My mother and I both took to the new regimen. She could clean anything with the same fervor she employed to dispatch a marauding snake, and over time no new blind finches appeared. Occasionally we spotted a different bird--a towhee, or a warbler, and once we glimpsed a bird such a bright yellow, it might have been an escaped pet canary. The first ring-necked dove appeared some weeks or months after my boyfriend Dan died. It was one of those moments when you think your deceased beloved has re-appeared or at least delivered to you a sign that you should not despair. The bird watched us with its big dark eyes. Friends were here for dinner, as I recall. "Look who wants to come inside," someone said.
Sometime later the dove began bringing a mate, and I'd take a handful of food and lay it atop the wall between my house and the neighbor's since these birds seemed too big for the feeder. If I was upstairs and missed their arrival my mother would call, "Your doves are here!" as if dinner guests had just rung the doorbell. The doves would probably still be enjoying my handouts even though my mom is no longer here to announce them, but a squirrel began terrorizing the bird feeder just after the 2017 presidential inauguration. It was a tumble-down of decline then, as we well know. First one squirrel, then another, and the squirrels could not be dissuaded so I removed the feeder before I went away to a month-long writer's residency. When I returned my flowers were infested with some kind of a worm despite the best efforts of the friend caring for them. Since we all know that the early bird gets the worm, I put the bird feeder up again. The doves, the sparrows, and the finches came back--but so did a hoard of pigeons, making Jerry's efforts to defile the kitchen look like child's play.

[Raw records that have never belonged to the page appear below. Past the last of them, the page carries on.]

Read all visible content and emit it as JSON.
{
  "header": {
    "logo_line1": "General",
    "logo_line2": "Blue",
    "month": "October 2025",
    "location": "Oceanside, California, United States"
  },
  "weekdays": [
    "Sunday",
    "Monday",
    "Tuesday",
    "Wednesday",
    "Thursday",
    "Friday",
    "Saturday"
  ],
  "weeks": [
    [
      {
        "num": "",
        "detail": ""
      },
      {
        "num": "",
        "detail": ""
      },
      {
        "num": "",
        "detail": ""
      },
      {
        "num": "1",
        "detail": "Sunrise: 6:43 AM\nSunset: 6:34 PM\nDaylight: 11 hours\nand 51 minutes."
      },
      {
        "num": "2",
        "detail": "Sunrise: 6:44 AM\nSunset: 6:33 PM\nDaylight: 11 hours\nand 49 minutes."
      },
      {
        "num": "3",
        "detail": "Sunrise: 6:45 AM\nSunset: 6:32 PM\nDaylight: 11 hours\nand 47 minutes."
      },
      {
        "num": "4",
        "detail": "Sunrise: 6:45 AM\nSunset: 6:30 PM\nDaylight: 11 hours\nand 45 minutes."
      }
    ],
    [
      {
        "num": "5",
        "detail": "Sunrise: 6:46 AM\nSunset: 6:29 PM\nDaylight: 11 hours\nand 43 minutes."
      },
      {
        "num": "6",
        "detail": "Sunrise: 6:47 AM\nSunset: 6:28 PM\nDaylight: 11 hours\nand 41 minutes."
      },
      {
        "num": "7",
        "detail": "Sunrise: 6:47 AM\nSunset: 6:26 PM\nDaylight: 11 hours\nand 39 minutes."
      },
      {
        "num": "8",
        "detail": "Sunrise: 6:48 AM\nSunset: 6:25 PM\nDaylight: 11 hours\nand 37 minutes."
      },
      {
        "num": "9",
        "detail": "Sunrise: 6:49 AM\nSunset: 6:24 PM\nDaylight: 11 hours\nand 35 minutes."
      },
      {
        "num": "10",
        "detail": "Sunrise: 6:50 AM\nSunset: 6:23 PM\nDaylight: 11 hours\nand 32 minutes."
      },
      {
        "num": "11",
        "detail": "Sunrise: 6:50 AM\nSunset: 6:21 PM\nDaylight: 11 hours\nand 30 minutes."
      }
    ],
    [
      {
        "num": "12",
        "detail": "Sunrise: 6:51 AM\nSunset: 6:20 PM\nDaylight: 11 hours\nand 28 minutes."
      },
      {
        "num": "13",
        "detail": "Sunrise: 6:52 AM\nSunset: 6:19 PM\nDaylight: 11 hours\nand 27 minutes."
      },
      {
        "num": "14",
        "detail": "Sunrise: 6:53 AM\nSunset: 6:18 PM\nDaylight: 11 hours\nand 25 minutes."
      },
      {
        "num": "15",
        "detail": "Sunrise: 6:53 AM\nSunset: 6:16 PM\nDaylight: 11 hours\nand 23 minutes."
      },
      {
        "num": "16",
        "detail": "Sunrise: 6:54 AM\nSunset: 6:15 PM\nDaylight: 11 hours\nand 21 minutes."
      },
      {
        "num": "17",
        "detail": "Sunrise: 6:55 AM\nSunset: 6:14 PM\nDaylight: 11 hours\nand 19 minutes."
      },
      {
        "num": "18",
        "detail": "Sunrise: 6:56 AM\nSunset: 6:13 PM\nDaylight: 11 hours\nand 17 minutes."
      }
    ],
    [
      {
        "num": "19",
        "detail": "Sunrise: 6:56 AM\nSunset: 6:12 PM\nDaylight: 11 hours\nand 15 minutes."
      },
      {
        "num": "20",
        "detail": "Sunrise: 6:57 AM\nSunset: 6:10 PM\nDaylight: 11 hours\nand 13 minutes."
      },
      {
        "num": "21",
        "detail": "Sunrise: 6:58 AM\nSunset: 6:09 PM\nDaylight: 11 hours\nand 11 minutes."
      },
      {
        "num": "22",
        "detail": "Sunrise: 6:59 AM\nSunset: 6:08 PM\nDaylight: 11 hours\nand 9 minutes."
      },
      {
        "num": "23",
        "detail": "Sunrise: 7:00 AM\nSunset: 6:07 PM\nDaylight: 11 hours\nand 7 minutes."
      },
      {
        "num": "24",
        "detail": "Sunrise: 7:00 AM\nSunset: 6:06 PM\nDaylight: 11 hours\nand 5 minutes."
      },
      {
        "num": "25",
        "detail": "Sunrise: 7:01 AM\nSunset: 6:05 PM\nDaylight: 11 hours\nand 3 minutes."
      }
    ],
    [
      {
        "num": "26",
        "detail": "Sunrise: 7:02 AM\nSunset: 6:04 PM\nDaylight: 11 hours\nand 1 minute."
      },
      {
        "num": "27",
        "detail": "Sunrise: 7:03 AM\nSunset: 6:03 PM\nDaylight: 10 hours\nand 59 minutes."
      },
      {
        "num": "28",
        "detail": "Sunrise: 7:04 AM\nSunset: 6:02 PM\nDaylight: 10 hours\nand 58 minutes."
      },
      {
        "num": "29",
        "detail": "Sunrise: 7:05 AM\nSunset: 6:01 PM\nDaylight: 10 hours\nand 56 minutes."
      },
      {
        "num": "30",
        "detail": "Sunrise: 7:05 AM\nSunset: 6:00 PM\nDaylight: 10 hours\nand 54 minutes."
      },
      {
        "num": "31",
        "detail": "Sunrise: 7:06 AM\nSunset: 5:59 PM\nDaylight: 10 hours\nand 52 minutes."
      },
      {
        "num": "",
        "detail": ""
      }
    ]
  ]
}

While it's true the pigeon poop was outside, on some surfaces it took a putty knife and boiling water to remove it, and the pigeons' constant coital-sounding cooing had me wondering if the neighbors should maybe soundproof their house until I realized this birds and bees thing was really just birds.
Like the squirrels, the pigeons wouldn't be dissuaded either, so with strips of that rubbery stuff that you can use as shelf lining or rug padding and some packing tape, I constructed a barrier around the my bird feeder that allowed only the smaller birds inside. When it came time to wash the feeder, I had to un-tape all the strips, wash them as well, and start over. A few weeks of that led to a splurge on a feeder with a cage around it. The new feeder, though I called it bird jail at first, is working well. The pigeons are feeding at my neighbor's unsecured feeder on the other side of the house and pooping over there. But I feel terrible about the doves. They can't get into the new feeder either. They still arrive every couple of days, fluttering around the bird jail, confused. I look into their deep black eyes staring into my house full of worldly comforts and think of Dan and my mom and how we all were here just a little more than four years ago. Four years is a long time.
I want to say something political here. About the elapsing of time until the next presidential election. And something about jail. Who belongs inside and who should be let out, but maybe it's best not to stretch the metaphor. I'll just quote my dad when he began to worry during my teenage years. "Birds of a feather flock together," he told me.